Source information:
=====
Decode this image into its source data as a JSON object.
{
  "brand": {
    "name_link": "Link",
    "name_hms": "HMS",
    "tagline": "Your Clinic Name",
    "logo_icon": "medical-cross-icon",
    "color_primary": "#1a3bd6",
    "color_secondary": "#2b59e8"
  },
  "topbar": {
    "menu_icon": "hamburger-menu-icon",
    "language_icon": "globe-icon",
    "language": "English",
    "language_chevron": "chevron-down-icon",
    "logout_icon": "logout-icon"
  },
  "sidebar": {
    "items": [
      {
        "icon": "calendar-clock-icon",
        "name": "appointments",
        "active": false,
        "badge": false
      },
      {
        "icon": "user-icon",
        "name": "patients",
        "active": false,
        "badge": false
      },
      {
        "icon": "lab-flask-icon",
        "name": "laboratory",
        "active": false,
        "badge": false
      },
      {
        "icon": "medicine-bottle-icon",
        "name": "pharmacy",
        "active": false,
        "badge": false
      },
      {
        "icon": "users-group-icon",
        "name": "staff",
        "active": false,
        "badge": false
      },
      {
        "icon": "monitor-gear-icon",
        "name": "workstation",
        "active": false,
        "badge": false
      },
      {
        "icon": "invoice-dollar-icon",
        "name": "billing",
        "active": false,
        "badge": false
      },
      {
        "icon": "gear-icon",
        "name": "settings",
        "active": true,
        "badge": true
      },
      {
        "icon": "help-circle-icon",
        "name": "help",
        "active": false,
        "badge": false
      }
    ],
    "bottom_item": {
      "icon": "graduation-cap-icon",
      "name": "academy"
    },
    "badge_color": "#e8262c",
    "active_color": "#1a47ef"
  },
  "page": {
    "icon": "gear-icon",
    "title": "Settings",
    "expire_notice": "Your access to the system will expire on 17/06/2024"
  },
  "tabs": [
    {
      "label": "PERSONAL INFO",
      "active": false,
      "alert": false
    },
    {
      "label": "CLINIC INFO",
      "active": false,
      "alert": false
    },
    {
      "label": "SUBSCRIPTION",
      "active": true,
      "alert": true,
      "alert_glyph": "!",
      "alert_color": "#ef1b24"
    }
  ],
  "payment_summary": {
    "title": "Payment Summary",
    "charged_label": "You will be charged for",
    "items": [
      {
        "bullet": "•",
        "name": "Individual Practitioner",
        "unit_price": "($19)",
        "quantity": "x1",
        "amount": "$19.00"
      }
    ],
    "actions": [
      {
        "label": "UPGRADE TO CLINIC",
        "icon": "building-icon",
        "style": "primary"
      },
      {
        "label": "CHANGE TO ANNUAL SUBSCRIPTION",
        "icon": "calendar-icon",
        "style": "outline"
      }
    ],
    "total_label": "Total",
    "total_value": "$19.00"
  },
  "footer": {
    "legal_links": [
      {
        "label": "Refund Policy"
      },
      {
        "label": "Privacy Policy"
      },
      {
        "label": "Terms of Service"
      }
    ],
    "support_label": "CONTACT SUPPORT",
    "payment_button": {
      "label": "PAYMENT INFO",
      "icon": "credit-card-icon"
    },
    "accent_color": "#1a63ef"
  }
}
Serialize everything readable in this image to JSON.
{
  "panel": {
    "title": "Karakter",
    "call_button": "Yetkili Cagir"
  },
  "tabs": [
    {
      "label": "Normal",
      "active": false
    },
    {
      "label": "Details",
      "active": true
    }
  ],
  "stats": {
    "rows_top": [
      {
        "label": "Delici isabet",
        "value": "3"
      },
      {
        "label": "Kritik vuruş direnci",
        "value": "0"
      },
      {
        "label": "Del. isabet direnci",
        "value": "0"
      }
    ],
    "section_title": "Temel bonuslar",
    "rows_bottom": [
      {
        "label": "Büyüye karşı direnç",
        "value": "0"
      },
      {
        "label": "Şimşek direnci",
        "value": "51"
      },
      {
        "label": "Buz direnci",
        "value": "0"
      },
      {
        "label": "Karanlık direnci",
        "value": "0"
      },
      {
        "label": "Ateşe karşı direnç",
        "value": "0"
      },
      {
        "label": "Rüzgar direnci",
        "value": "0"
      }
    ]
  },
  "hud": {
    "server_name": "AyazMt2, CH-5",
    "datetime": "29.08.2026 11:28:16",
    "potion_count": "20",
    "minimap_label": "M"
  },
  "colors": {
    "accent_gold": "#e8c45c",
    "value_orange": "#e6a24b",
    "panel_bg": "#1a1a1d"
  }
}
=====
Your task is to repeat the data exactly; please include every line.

Reply to the exercise:
Decode this image into its source data as a JSON object.
{
  "brand": {
    "name_link": "Link",
    "name_hms": "HMS",
    "tagline": "Your Clinic Name",
    "logo_icon": "medical-cross-icon",
    "color_primary": "#1a3bd6",
    "color_secondary": "#2b59e8"
  },
  "topbar": {
    "menu_icon": "hamburger-menu-icon",
    "language_icon": "globe-icon",
    "language": "English",
    "language_chevron": "chevron-down-icon",
    "logout_icon": "logout-icon"
  },
  "sidebar": {
    "items": [
      {
        "icon": "calendar-clock-icon",
        "name": "appointments",
        "active": false,
        "badge": false
      },
      {
        "icon": "user-icon",
        "name": "patients",
        "active": false,
        "badge": false
      },
      {
        "icon": "lab-flask-icon",
        "name": "laboratory",
        "active": false,
        "badge": false
      },
      {
        "icon": "medicine-bottle-icon",
        "name": "pharmacy",
        "active": false,
        "badge": false
      },
      {
        "icon": "users-group-icon",
        "name": "staff",
        "active": false,
        "badge": false
      },
      {
        "icon": "monitor-gear-icon",
        "name": "workstation",
        "active": false,
        "badge": false
      },
      {
        "icon": "invoice-dollar-icon",
        "name": "billing",
        "active": false,
        "badge": false
      },
      {
        "icon": "gear-icon",
        "name": "settings",
        "active": true,
        "badge": true
      },
      {
        "icon": "help-circle-icon",
        "name": "help",
        "active": false,
        "badge": false
      }
    ],
    "bottom_item": {
      "icon": "graduation-cap-icon",
      "name": "academy"
    },
    "badge_color": "#e8262c",
    "active_color": "#1a47ef"
  },
  "page": {
    "icon": "gear-icon",
    "title": "Settings",
    "expire_notice": "Your access to the system will expire on 17/06/2024"
  },
  "tabs": [
    {
      "label": "PERSONAL INFO",
      "active": false,
      "alert": false
    },
    {
      "label": "CLINIC INFO",
      "active": false,
      "alert": false
    },
    {
      "label": "SUBSCRIPTION",
      "active": true,
      "alert": true,
      "alert_glyph": "!",
      "alert_color": "#ef1b24"
    }
  ],
  "payment_summary": {
    "title": "Payment Summary",
    "charged_label": "You will be charged for",
    "items": [
      {
        "bullet": "•",
        "name": "Individual Practitioner",
        "unit_price": "($19)",
        "quantity": "x1",
        "amount": "$19.00"
      }
    ],
    "actions": [
      {
        "label": "UPGRADE TO CLINIC",
        "icon": "building-icon",
        "style": "primary"
      },
      {
        "label": "CHANGE TO ANNUAL SUBSCRIPTION",
        "icon": "calendar-icon",
        "style": "outline"
      }
    ],
    "total_label": "Total",
    "total_value": "$19.00"
  },
  "footer": {
    "legal_links": [
      {
        "label": "Refund Policy"
      },
      {
        "label": "Privacy Policy"
      },
      {
        "label": "Terms of Service"
      }
    ],
    "support_label": "CONTACT SUPPORT",
    "payment_button": {
      "label": "PAYMENT INFO",
      "icon": "credit-card-icon"
    },
    "accent_color": "#1a63ef"
  }
}
Serialize everything readable in this image to JSON.
{
  "panel": {
    "title": "Karakter",
    "call_button": "Yetkili Cagir"
  },
  "tabs": [
    {
      "label": "Normal",
      "active": false
    },
    {
      "label": "Details",
      "active": true
    }
  ],
  "stats": {
    "rows_top": [
      {
        "label": "Delici isabet",
        "value": "3"
      },
      {
        "label": "Kritik vuruş direnci",
        "value": "0"
      },
      {
        "label": "Del. isabet direnci",
        "value": "0"
      }
    ],
    "section_title": "Temel bonuslar",
    "rows_bottom": [
      {
        "label": "Büyüye karşı direnç",
        "value": "0"
      },
      {
        "label": "Şimşek direnci",
        "value": "51"
      },
      {
        "label": "Buz direnci",
        "value": "0"
      },
      {
        "label": "Karanlık direnci",
        "value": "0"
      },
      {
        "label": "Ateşe karşı direnç",
        "value": "0"
      },
      {
        "label": "Rüzgar direnci",
        "value": "0"
      }
    ]
  },
  "hud": {
    "server_name": "AyazMt2, CH-5",
    "datetime": "29.08.2026 11:28:16",
    "potion_count": "20",
    "minimap_label": "M"
  },
  "colors": {
    "accent_gold": "#e8c45c",
    "value_orange": "#e6a24b",
    "panel_bg": "#1a1a1d"
  }
}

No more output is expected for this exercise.